:: Problem ::
Only lines holding the word "this" are needed; copy each of them from the material.

:: Records for the exercise ::
▽

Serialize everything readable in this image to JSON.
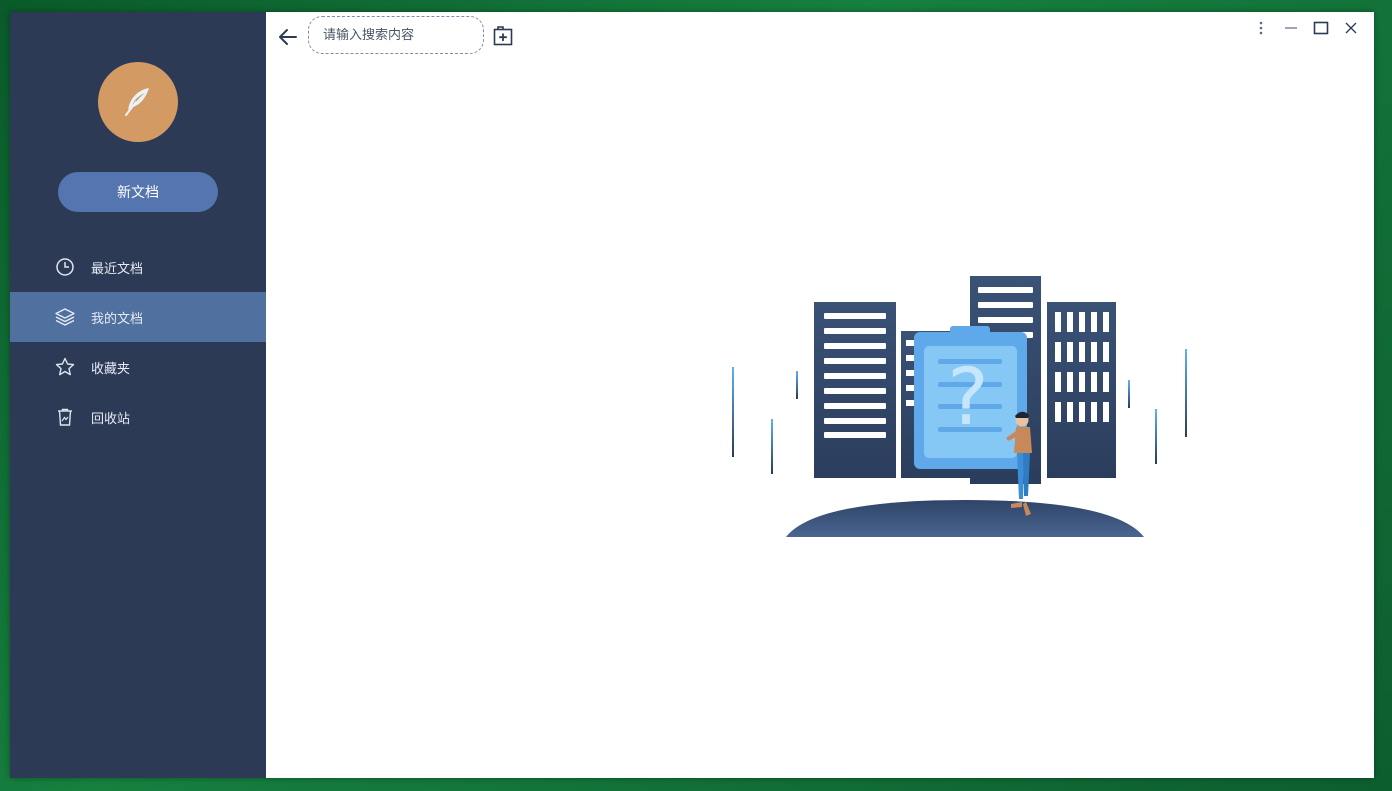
{
  "theme": {
    "sidebar_bg": "#2c3a55",
    "active_item_bg": "#50709f",
    "new_doc_button_bg": "#5575b0",
    "avatar_bg": "#d39b63",
    "accent_blue": "#5fb3f0"
  },
  "sidebar": {
    "avatar_icon": "feather-icon",
    "new_doc_label": "新文档",
    "items": [
      {
        "label": "最近文档",
        "icon": "clock-icon",
        "active": false
      },
      {
        "label": "我的文档",
        "icon": "layers-icon",
        "active": true
      },
      {
        "label": "收藏夹",
        "icon": "star-icon",
        "active": false
      },
      {
        "label": "回收站",
        "icon": "trash-icon",
        "active": false
      }
    ]
  },
  "toolbar": {
    "back_icon": "arrow-left-icon",
    "search_placeholder": "请输入搜索内容",
    "search_value": "",
    "add_icon": "add-folder-icon"
  },
  "window_controls": [
    "more-icon",
    "minimize-icon",
    "maximize-icon",
    "close-icon"
  ],
  "main": {
    "empty_state_illustration": "empty-documents-illustration"
  }
}
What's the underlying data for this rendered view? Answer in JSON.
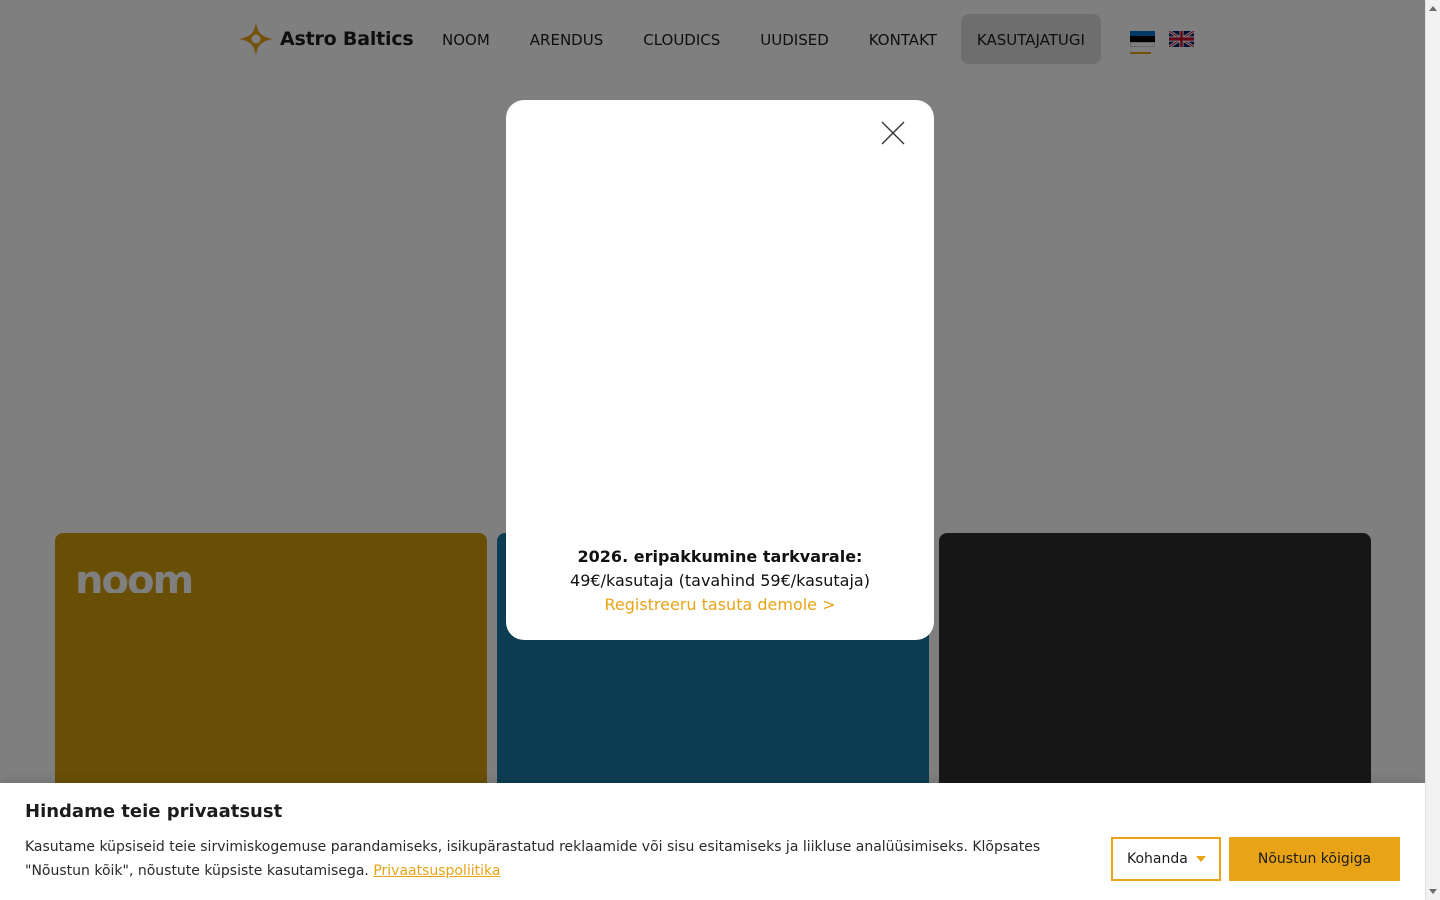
{
  "header": {
    "brand": "Astro Baltics",
    "nav": [
      "NOOM",
      "ARENDUS",
      "CLOUDICS",
      "UUDISED",
      "KONTAKT",
      "KASUTAJATUGI"
    ],
    "active_nav": "KASUTAJATUGI",
    "languages": [
      "Estonian flag",
      "English flag"
    ],
    "selected_language": "Estonian flag"
  },
  "cards": {
    "noom_logo": "noom",
    "colors": {
      "noom": "#d39d0d",
      "arendus": "#1a7ba7",
      "cloudics": "#2f2f2f"
    }
  },
  "modal": {
    "heading": "2026. eripakkumine tarkvarale:",
    "price_text": "49€/kasutaja (tavahind 59€/kasutaja)",
    "link_text": "Registreeru tasuta demole >",
    "close_icon": "close-icon"
  },
  "cookie": {
    "title": "Hindame teie privaatsust",
    "text": "Kasutame küpsiseid teie sirvimiskogemuse parandamiseks, isikupärastatud reklaamide või sisu esitamiseks ja liikluse analüüsimiseks. Klõpsates \"Nõustun kõik\", nõustute küpsiste kasutamisega.",
    "policy_link": "Privaatsuspoliitika",
    "customize_label": "Kohanda",
    "accept_label": "Nõustun kõigiga"
  },
  "colors": {
    "accent": "#e8a317",
    "overlay": "rgba(0,0,0,0.5)"
  }
}
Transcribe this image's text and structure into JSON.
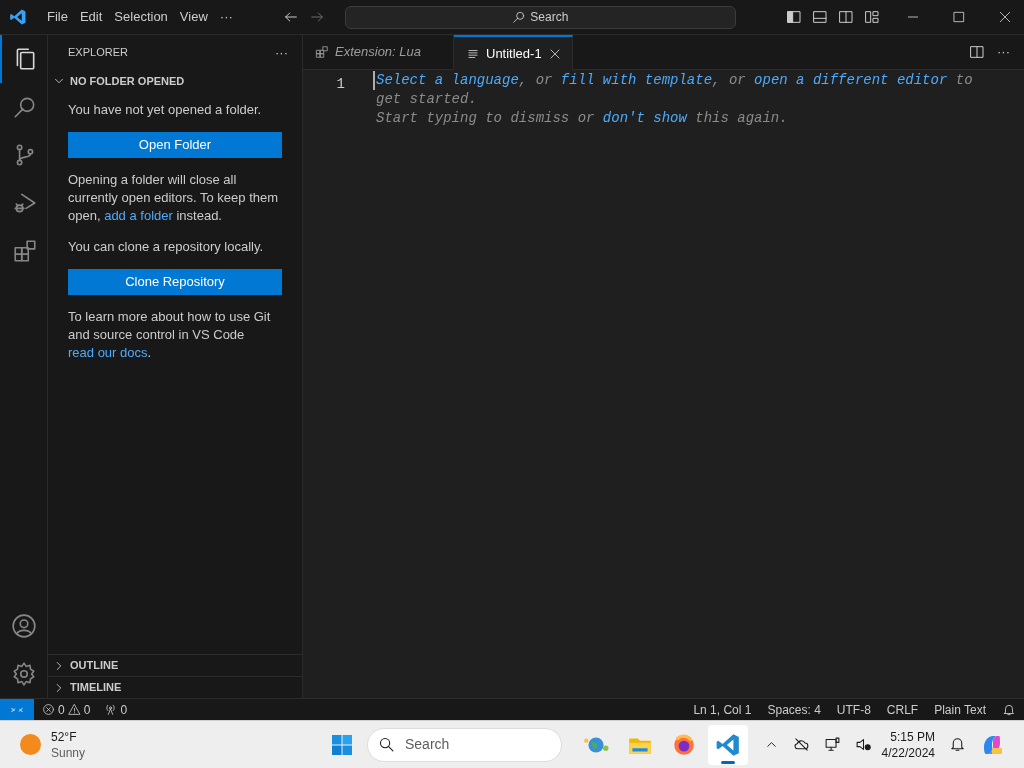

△

:: Answer for the task ::
Serialize everything readable in this image to JSON.
What's the underlying data for this rendered view? Answer in JSON.
Transcribe this image's text and structure into JSON.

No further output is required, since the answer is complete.